It has recently been proposed, based on an analysis of orthologous gene sequences from closely related species, that GC-rich regions of primate and cetartiodactyl genomes are becoming GC-poorer, i.e., that GC-rich isochores are now vanishing in these lineages. We review an artefact of parsimony-based ancestor reconstruction in GC-rich DNA, and show that its magnitude explains the apparent vanishing of the GC-richest regions in cetartiodactyls, even if they are in fact at compositional equilibrium. The presently available data do not allow the disequilibrium hypothesis to be entirely ruled out in primates, yet, as we argue here, second-order artefacts can accumulate. They are therefore likely to explain many if not all of the observations, rendering unnecessary the general hypothesis of vanishing GC-rich isochores in mammals.
All Science Journal Classification (ASJC) codes
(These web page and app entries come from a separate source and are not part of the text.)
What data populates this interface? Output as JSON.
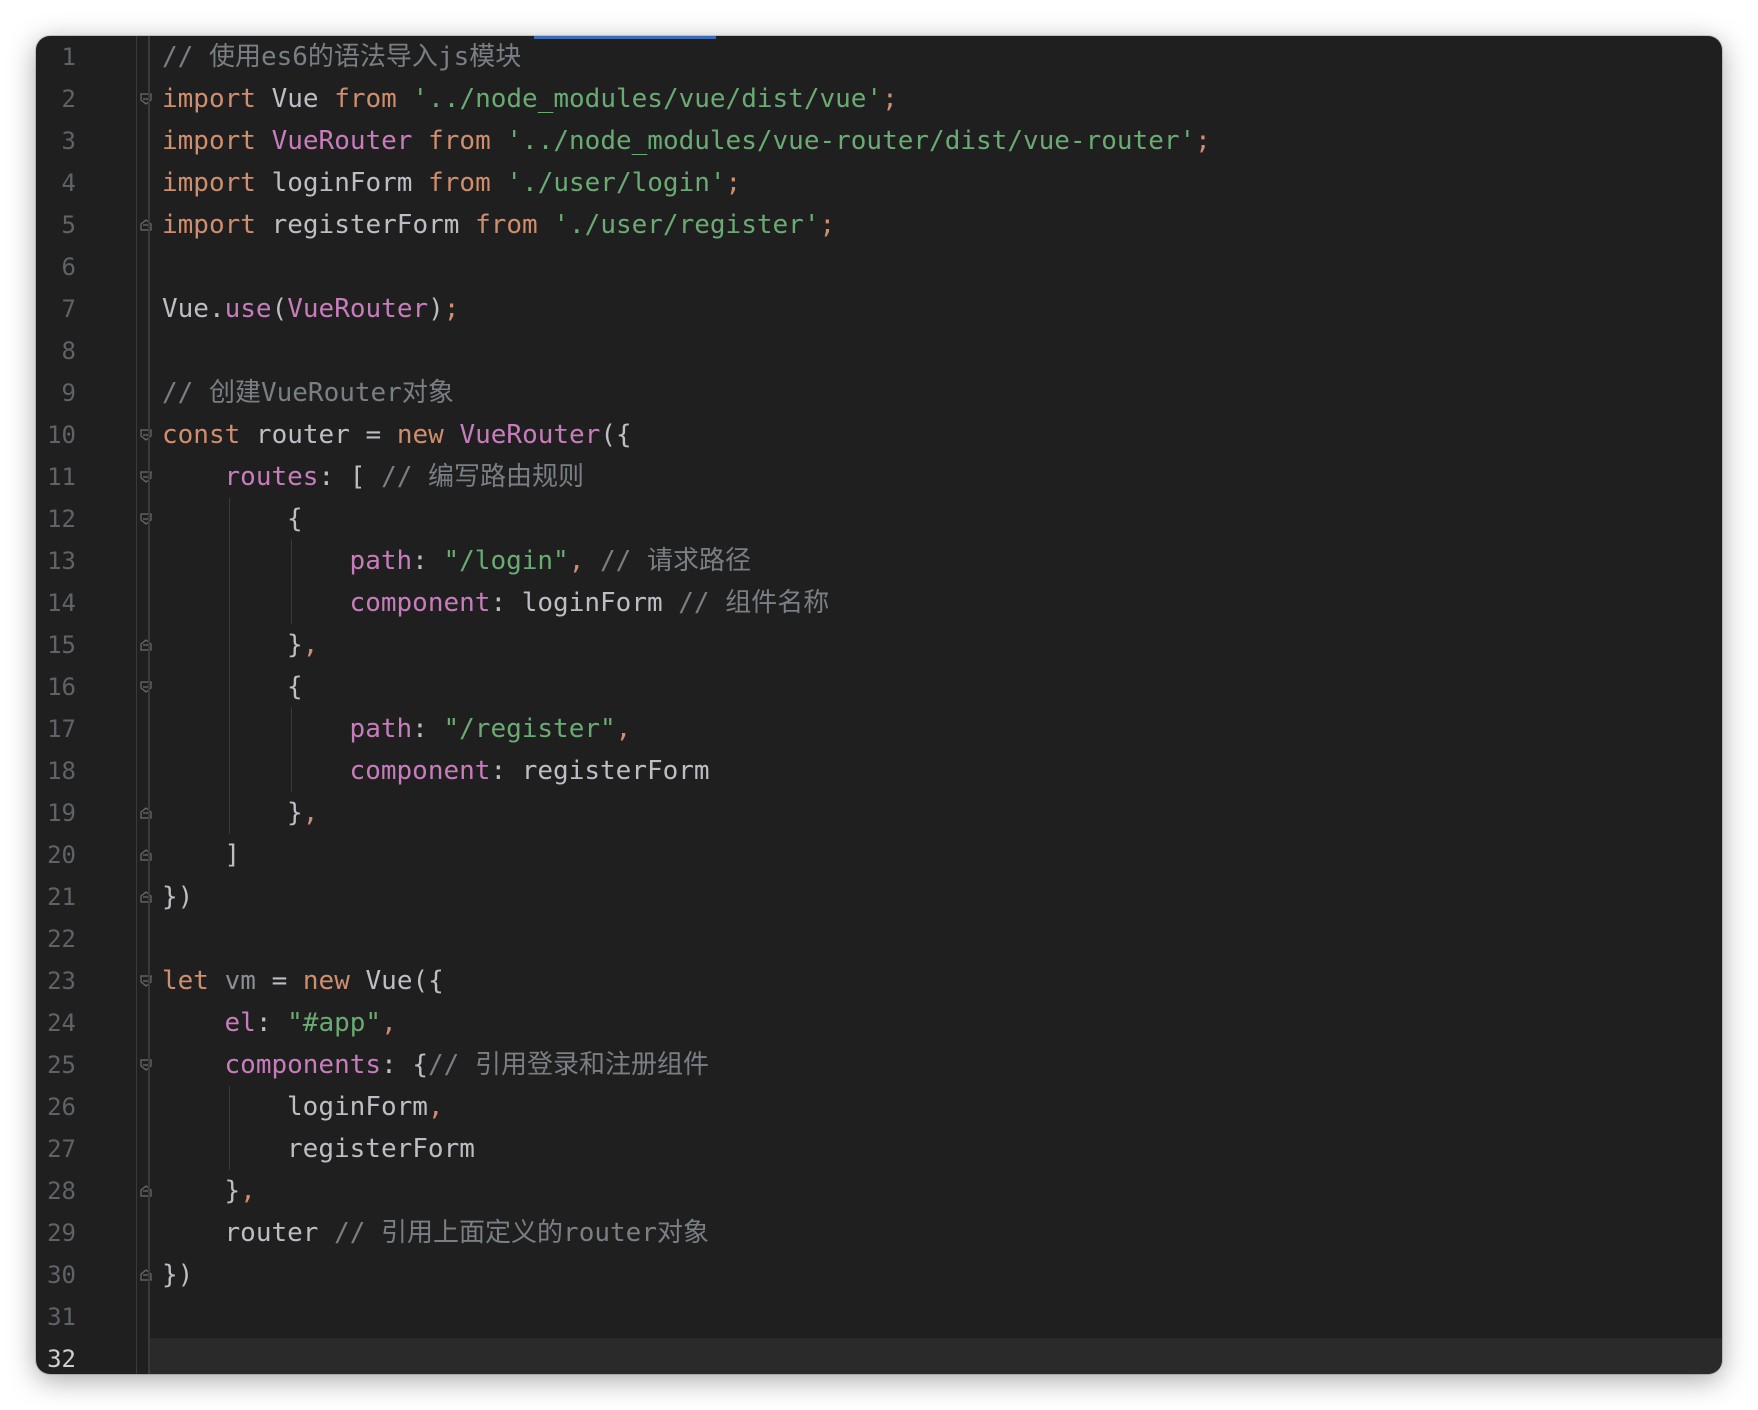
{
  "editor": {
    "current_line": 32,
    "lines": [
      {
        "n": "1",
        "indent": 0,
        "fold": "",
        "tokens": [
          [
            "cmt",
            "// 使用es6的语法导入js模块"
          ]
        ]
      },
      {
        "n": "2",
        "indent": 0,
        "fold": "open",
        "tokens": [
          [
            "kw",
            "import"
          ],
          [
            "plain",
            " Vue "
          ],
          [
            "kw",
            "from"
          ],
          [
            "plain",
            " "
          ],
          [
            "str",
            "'../node_modules/vue/dist/vue'"
          ],
          [
            "punc",
            ";"
          ]
        ]
      },
      {
        "n": "3",
        "indent": 0,
        "fold": "",
        "tokens": [
          [
            "kw",
            "import"
          ],
          [
            "plain",
            " "
          ],
          [
            "cls",
            "VueRouter"
          ],
          [
            "plain",
            " "
          ],
          [
            "kw",
            "from"
          ],
          [
            "plain",
            " "
          ],
          [
            "str",
            "'../node_modules/vue-router/dist/vue-router'"
          ],
          [
            "punc",
            ";"
          ]
        ]
      },
      {
        "n": "4",
        "indent": 0,
        "fold": "",
        "tokens": [
          [
            "kw",
            "import"
          ],
          [
            "plain",
            " loginForm "
          ],
          [
            "kw",
            "from"
          ],
          [
            "plain",
            " "
          ],
          [
            "str",
            "'./user/login'"
          ],
          [
            "punc",
            ";"
          ]
        ]
      },
      {
        "n": "5",
        "indent": 0,
        "fold": "close",
        "tokens": [
          [
            "kw",
            "import"
          ],
          [
            "plain",
            " registerForm "
          ],
          [
            "kw",
            "from"
          ],
          [
            "plain",
            " "
          ],
          [
            "str",
            "'./user/register'"
          ],
          [
            "punc",
            ";"
          ]
        ]
      },
      {
        "n": "6",
        "indent": 0,
        "fold": "",
        "tokens": []
      },
      {
        "n": "7",
        "indent": 0,
        "fold": "",
        "tokens": [
          [
            "plain",
            "Vue."
          ],
          [
            "fn",
            "use"
          ],
          [
            "plain",
            "("
          ],
          [
            "cls",
            "VueRouter"
          ],
          [
            "plain",
            ")"
          ],
          [
            "punc",
            ";"
          ]
        ]
      },
      {
        "n": "8",
        "indent": 0,
        "fold": "",
        "tokens": []
      },
      {
        "n": "9",
        "indent": 0,
        "fold": "",
        "tokens": [
          [
            "cmt",
            "// 创建VueRouter对象"
          ]
        ]
      },
      {
        "n": "10",
        "indent": 0,
        "fold": "open",
        "tokens": [
          [
            "kw",
            "const"
          ],
          [
            "plain",
            " router = "
          ],
          [
            "kw",
            "new"
          ],
          [
            "plain",
            " "
          ],
          [
            "cls",
            "VueRouter"
          ],
          [
            "plain",
            "({"
          ]
        ]
      },
      {
        "n": "11",
        "indent": 1,
        "fold": "open",
        "tokens": [
          [
            "prop",
            "routes"
          ],
          [
            "plain",
            ": [ "
          ],
          [
            "cmt",
            "// 编写路由规则"
          ]
        ]
      },
      {
        "n": "12",
        "indent": 2,
        "fold": "open",
        "tokens": [
          [
            "plain",
            "{"
          ]
        ]
      },
      {
        "n": "13",
        "indent": 3,
        "fold": "",
        "tokens": [
          [
            "prop",
            "path"
          ],
          [
            "plain",
            ": "
          ],
          [
            "str",
            "\"/login\""
          ],
          [
            "punc",
            ","
          ],
          [
            "plain",
            " "
          ],
          [
            "cmt",
            "// 请求路径"
          ]
        ]
      },
      {
        "n": "14",
        "indent": 3,
        "fold": "",
        "tokens": [
          [
            "prop",
            "component"
          ],
          [
            "plain",
            ": loginForm "
          ],
          [
            "cmt",
            "// 组件名称"
          ]
        ]
      },
      {
        "n": "15",
        "indent": 2,
        "fold": "close",
        "tokens": [
          [
            "plain",
            "}"
          ],
          [
            "punc",
            ","
          ]
        ]
      },
      {
        "n": "16",
        "indent": 2,
        "fold": "open",
        "tokens": [
          [
            "plain",
            "{"
          ]
        ]
      },
      {
        "n": "17",
        "indent": 3,
        "fold": "",
        "tokens": [
          [
            "prop",
            "path"
          ],
          [
            "plain",
            ": "
          ],
          [
            "str",
            "\"/register\""
          ],
          [
            "punc",
            ","
          ]
        ]
      },
      {
        "n": "18",
        "indent": 3,
        "fold": "",
        "tokens": [
          [
            "prop",
            "component"
          ],
          [
            "plain",
            ": registerForm"
          ]
        ]
      },
      {
        "n": "19",
        "indent": 2,
        "fold": "close",
        "tokens": [
          [
            "plain",
            "}"
          ],
          [
            "punc",
            ","
          ]
        ]
      },
      {
        "n": "20",
        "indent": 1,
        "fold": "close",
        "tokens": [
          [
            "plain",
            "]"
          ]
        ]
      },
      {
        "n": "21",
        "indent": 0,
        "fold": "close",
        "tokens": [
          [
            "plain",
            "})"
          ]
        ]
      },
      {
        "n": "22",
        "indent": 0,
        "fold": "",
        "tokens": []
      },
      {
        "n": "23",
        "indent": 0,
        "fold": "open",
        "tokens": [
          [
            "kw",
            "let"
          ],
          [
            "plain",
            " "
          ],
          [
            "dim",
            "vm"
          ],
          [
            "plain",
            " = "
          ],
          [
            "kw",
            "new"
          ],
          [
            "plain",
            " Vue({"
          ]
        ]
      },
      {
        "n": "24",
        "indent": 1,
        "fold": "",
        "tokens": [
          [
            "prop",
            "el"
          ],
          [
            "plain",
            ": "
          ],
          [
            "str",
            "\"#app\""
          ],
          [
            "punc",
            ","
          ]
        ]
      },
      {
        "n": "25",
        "indent": 1,
        "fold": "open",
        "tokens": [
          [
            "prop",
            "components"
          ],
          [
            "plain",
            ": {"
          ],
          [
            "cmt",
            "// 引用登录和注册组件"
          ]
        ]
      },
      {
        "n": "26",
        "indent": 2,
        "fold": "",
        "tokens": [
          [
            "plain",
            "loginForm"
          ],
          [
            "punc",
            ","
          ]
        ]
      },
      {
        "n": "27",
        "indent": 2,
        "fold": "",
        "tokens": [
          [
            "plain",
            "registerForm"
          ]
        ]
      },
      {
        "n": "28",
        "indent": 1,
        "fold": "close",
        "tokens": [
          [
            "plain",
            "}"
          ],
          [
            "punc",
            ","
          ]
        ]
      },
      {
        "n": "29",
        "indent": 1,
        "fold": "",
        "tokens": [
          [
            "plain",
            "router "
          ],
          [
            "cmt",
            "// 引用上面定义的router对象"
          ]
        ]
      },
      {
        "n": "30",
        "indent": 0,
        "fold": "close",
        "tokens": [
          [
            "plain",
            "})"
          ]
        ]
      },
      {
        "n": "31",
        "indent": 0,
        "fold": "",
        "tokens": []
      },
      {
        "n": "32",
        "indent": 0,
        "fold": "",
        "tokens": []
      }
    ]
  }
}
- Ecology, Evolution, Behavior and Systematics
- Molecular Biology